The frustration that comes with checkouts is an issue retailers have been struggling with for a long time. In the last few years, many attempts to redesign the way we pay for purchased goods have been made. Self-checkouts in grocery stores have largely shortened the waiting queues and self-checkouts in retail are also becoming more popular. Fast-fashion retailer Zara, for example, installed self-checkouts to shorten the queues and solve the crowd issues. While we are still adapting to this innovation, a new novelty, the robotic checkout system, has impatiently been lurking around the corner.
This automated system functions as follows: the shopper selects items that are all marked with RFID tags and puts them in a smart basket. Once at the checkout, the shopper puts the basket in a dedicated checkout counter, where the system automatically settles the transaction and places the purchased products in a bag. As RFID tags are used instead of barcodes, this eliminates the need for product scanning. Panasonic was one of the first to test this innovation:
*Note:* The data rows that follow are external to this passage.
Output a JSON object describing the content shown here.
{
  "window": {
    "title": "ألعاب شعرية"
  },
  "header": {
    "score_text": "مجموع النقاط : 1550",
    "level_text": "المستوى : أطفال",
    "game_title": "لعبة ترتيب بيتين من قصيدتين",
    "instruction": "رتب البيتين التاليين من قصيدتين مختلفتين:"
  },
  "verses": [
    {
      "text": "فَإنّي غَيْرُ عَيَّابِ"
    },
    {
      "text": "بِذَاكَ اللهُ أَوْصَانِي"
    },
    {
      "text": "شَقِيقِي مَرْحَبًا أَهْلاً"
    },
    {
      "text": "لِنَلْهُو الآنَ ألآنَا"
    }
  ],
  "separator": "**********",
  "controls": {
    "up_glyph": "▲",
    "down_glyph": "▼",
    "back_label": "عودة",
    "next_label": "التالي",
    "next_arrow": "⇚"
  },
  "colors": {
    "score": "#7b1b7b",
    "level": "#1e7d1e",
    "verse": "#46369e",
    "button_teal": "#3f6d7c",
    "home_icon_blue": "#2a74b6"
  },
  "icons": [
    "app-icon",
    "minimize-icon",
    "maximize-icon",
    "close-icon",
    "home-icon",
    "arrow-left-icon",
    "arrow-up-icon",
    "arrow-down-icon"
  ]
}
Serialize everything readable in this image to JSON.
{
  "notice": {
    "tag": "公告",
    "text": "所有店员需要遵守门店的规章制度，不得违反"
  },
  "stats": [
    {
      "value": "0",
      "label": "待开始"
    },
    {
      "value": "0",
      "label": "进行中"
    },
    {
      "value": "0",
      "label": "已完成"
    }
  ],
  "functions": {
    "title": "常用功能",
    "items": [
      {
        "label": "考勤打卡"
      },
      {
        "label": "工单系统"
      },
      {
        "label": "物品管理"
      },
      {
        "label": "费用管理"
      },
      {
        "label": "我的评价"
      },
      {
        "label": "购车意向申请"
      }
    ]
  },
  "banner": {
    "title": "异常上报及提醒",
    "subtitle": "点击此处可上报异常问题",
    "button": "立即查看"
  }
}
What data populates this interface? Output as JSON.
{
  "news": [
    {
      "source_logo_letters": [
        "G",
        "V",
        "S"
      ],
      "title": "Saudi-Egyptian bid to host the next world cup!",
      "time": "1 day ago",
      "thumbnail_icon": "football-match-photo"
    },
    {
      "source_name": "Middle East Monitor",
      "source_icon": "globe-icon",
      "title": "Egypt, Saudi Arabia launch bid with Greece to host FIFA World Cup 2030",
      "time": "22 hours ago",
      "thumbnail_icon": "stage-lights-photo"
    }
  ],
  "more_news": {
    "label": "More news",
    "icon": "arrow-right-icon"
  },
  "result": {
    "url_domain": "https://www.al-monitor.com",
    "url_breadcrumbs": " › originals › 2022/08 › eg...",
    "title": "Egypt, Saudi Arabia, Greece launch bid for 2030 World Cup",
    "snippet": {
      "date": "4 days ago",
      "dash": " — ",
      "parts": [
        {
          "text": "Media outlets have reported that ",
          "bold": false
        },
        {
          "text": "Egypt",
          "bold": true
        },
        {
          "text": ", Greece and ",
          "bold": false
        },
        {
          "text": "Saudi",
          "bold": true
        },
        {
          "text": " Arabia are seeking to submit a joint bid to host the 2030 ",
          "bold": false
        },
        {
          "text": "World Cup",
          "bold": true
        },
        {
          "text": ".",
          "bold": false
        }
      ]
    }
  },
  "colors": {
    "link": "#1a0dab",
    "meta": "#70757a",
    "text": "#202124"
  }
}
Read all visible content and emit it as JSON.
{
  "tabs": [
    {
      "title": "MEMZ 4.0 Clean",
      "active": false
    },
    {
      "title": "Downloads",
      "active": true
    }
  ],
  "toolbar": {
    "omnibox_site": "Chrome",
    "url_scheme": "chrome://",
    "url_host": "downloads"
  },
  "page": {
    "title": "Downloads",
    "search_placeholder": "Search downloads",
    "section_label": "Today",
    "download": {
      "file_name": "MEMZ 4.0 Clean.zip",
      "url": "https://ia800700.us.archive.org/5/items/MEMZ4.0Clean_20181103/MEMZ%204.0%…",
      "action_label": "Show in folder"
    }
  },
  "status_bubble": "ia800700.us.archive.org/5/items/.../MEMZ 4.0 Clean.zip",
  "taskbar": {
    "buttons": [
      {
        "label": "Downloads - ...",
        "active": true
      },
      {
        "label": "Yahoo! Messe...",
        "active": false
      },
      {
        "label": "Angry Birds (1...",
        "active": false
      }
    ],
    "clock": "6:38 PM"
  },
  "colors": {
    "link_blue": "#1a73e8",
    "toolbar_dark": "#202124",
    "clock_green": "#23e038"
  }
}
Through the speedier checkout system requires no scanning, retailers can enhance the shopping experience while saving time for both staff and shoppers. However, before this innovation takes its toll, many steps still need to be done: items must be marked with RFID tags and a costs must be reduced, as this technology still comes with big expenses.
Although we already see many tech-savvy stores, smart stores still have a way to go. Humans take some time to adapt to change and the shift to smart stores is more likely to be a long process, rather than an overnight shift. With that in mind, retailers must be cautious not to overstimulate their shoppers, but rather to incorporate the new components naturally.
Still, innovations as smart shelves and robotic checkouts make us excited about the future of the stores. They have the potential to reduce frustrations as waiting queues, lack of product information, or incorrect pricing. Revolutionizing the way stores are designed, they are leveraging our experience and surely setting the path to smart stores.
Are you curious to learn more? Through our integrated decision-making platform at StoreDNA, we help you deliver dramatically improved performance through better product assortments, store layouts, visual merchandising, and associate optimization. Learn more here.